Before we leave the wharf the bait is
prepared: The captain cuts the bait
(which today is mackerel) while his deck-hand puts it in the bag and
twists it closed. The sun has not yet risen.
A plastic bin called a tray holds the
bait that is ready to be bagged. Typical
bait commonly used for lobster fishing is mackerel, flounder, herring,
gaspereaux and rock crab.
Shortly after 5:00 am.
Dawn is breaking: With the clear skies and the calm water it looks like
weíre in for a nice day.
The deck-hand uses a long pole with a hook on
the end of it, called a gaff, to catch the buoy.
The captain is in the cabin manning the wheel.
Grabbing the line: The deck hand
has successfully hooked the buoy, and the captain has come out to grab
The hauler: After grabbing the line the captain uses the electronic hauler to
pull the traps out of the water.
A wooden trap is being pulled out of the water by the hauler.
The captain pulls a wire trap over the side and onto the
The captain surveys his catch.
Both the captain and the
deckhand re-bait the traps
after they are hauled.
The sun is rising as the deckhand re-baits a trap.
The captain uses a metal gauge to measure the
carapace of the
lobster to see if it is of legal size.
If it is, itís placed in the tray to be banded and if itís not,
itís thrown back in to the ocean.
The deck-hand uses a steel device to place elastic rubber bands around the
A five-trap trawl sitting on the washboard:
These traps have been re-baited, and the lobsters removed.
Soon they will be pushed overboard.
The deck-hand gets ready to push a trap over in to the ocean.
A large market waits in a tray to be banded.
The deck-hand shows off a big catch.
Near the end of the day: A tray
full of canners sitting in the live tank.
A tray of rock crabs: Theyíve
been caught in traps that have just been hauled and have been placed in a tray
to be used to re-bait the empty traps.
A crab is tied down as
bait in a wire trap
OTHER CREATURES THAT GET CAUGHT IN THE TRAPS:
A sculpin fish
A rock eel
A bucket of starfish
A spawning female: The captain
holds a large female who is carrying eggs under her tail.
Berried females, as they are called, are thrown back into the sea.
Cleaning up: The deck-hand uses
the hose to clear away debris and to wash down the deck as the captain heads the
boat back to the wharf.
Seagulls feasting: After the
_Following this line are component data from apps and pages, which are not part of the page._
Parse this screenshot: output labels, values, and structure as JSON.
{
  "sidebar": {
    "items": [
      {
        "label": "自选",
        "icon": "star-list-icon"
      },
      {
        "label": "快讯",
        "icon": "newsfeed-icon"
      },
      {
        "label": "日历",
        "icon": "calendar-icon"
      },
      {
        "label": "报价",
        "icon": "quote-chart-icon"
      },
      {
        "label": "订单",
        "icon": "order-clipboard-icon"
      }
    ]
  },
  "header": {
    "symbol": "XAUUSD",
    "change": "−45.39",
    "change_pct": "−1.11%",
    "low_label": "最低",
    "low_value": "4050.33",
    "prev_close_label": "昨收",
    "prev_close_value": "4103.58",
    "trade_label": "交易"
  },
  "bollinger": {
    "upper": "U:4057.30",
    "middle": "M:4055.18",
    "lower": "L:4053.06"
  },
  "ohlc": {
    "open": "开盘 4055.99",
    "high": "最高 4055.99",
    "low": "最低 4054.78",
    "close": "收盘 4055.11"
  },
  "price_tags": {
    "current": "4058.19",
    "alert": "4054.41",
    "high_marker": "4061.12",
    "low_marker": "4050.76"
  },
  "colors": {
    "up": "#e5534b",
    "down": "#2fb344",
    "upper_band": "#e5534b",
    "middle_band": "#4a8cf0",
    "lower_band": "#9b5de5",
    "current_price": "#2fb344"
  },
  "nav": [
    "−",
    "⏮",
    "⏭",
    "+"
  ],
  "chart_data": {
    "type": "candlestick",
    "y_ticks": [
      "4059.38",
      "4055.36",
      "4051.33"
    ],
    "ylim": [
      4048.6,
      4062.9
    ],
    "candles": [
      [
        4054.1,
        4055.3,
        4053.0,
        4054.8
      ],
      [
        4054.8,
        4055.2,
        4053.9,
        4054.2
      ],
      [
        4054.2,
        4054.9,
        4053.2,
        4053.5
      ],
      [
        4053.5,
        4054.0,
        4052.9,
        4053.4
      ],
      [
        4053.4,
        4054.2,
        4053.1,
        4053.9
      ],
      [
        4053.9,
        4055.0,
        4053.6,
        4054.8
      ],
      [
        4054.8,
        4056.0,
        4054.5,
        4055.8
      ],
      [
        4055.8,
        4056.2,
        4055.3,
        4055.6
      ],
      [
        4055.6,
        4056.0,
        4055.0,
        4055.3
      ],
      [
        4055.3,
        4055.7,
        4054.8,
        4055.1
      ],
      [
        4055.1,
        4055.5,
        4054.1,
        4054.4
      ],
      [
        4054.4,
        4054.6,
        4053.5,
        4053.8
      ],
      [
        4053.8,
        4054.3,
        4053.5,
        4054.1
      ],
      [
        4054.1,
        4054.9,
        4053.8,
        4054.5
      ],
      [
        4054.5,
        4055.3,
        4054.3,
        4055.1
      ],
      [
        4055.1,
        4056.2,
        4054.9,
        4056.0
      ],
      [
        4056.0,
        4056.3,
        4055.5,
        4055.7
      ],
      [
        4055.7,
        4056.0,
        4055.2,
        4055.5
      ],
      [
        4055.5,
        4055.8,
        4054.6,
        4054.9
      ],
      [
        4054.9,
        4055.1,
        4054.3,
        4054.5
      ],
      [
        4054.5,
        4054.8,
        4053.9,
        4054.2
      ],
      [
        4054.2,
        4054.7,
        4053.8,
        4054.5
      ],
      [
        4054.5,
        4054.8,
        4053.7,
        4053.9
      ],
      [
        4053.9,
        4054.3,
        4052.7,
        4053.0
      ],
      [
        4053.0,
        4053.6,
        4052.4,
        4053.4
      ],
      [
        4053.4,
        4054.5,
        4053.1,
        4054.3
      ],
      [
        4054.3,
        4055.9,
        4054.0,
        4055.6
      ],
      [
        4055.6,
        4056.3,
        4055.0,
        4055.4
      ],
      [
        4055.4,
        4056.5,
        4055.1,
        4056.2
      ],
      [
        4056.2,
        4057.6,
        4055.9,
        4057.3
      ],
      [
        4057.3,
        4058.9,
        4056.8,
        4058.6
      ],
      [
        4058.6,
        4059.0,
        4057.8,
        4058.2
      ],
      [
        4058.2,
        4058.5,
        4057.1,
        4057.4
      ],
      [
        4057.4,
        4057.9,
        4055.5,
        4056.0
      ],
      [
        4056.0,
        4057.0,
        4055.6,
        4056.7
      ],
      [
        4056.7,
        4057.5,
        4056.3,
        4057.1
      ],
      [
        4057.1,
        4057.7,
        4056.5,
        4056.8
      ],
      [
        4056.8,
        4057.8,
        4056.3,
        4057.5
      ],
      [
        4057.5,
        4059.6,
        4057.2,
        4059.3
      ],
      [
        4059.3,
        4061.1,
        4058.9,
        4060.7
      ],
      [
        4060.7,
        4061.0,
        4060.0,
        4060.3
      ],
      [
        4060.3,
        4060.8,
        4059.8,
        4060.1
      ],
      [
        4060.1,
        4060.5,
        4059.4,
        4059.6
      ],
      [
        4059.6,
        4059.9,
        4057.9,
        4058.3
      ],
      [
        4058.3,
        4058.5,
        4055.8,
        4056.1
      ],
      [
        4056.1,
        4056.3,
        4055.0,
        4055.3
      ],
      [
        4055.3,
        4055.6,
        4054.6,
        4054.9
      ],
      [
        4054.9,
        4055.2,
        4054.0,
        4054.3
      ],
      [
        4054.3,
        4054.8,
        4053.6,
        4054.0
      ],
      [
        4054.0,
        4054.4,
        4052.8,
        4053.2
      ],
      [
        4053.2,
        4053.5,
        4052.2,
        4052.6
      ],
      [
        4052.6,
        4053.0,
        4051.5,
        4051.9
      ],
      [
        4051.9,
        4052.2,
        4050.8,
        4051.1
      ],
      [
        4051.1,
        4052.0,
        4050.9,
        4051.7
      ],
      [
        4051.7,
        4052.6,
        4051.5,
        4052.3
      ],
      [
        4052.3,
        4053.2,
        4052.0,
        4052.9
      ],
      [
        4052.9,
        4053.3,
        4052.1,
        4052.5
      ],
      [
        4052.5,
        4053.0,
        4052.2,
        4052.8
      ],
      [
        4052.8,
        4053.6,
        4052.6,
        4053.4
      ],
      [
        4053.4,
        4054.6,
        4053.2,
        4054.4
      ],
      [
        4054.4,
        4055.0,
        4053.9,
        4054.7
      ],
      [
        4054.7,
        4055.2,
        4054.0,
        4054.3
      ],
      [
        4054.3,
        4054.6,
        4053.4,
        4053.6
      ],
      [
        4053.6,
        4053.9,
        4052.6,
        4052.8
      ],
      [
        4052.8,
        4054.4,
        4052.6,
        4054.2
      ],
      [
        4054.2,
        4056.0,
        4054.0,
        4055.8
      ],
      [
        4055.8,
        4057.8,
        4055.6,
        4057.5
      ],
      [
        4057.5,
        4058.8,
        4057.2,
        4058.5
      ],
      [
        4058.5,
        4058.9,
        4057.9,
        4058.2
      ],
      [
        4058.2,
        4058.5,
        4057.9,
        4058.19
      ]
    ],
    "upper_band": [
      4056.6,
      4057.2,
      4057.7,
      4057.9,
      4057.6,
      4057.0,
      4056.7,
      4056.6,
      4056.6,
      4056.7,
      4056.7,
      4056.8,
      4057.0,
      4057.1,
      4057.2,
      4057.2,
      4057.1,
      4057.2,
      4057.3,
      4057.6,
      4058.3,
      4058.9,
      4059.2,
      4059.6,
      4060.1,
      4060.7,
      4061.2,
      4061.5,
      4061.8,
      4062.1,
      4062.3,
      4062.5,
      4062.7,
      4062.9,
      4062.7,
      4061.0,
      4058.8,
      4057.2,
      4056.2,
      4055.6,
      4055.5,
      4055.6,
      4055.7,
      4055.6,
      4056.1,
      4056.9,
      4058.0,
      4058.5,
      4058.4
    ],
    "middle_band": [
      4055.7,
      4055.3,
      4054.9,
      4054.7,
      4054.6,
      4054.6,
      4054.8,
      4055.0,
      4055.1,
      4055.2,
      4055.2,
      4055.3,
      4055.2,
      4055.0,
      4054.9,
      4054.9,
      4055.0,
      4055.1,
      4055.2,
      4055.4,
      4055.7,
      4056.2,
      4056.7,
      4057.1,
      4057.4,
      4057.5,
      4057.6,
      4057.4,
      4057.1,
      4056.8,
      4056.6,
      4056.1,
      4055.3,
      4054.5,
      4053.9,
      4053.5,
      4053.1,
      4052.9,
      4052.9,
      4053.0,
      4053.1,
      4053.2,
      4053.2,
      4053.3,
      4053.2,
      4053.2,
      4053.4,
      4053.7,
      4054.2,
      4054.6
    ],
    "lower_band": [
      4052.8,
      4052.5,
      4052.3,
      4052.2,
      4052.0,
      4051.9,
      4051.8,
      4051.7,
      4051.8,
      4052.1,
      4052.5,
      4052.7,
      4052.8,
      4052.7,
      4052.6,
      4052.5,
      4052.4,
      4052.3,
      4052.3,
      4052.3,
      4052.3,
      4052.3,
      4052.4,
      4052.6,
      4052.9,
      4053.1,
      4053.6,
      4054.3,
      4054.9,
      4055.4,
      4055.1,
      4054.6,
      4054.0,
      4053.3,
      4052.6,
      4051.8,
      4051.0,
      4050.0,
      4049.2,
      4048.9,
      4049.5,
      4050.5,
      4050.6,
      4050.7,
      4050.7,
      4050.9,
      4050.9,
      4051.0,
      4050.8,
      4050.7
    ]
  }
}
deck-hand drops the old bait overboard seagulls quickly arrive on the scene.
Back to the wharf: The
traps have been hauled and the day is almost done.
It is approximately 1:30pm.
Click here to
see what goes on at the wharf.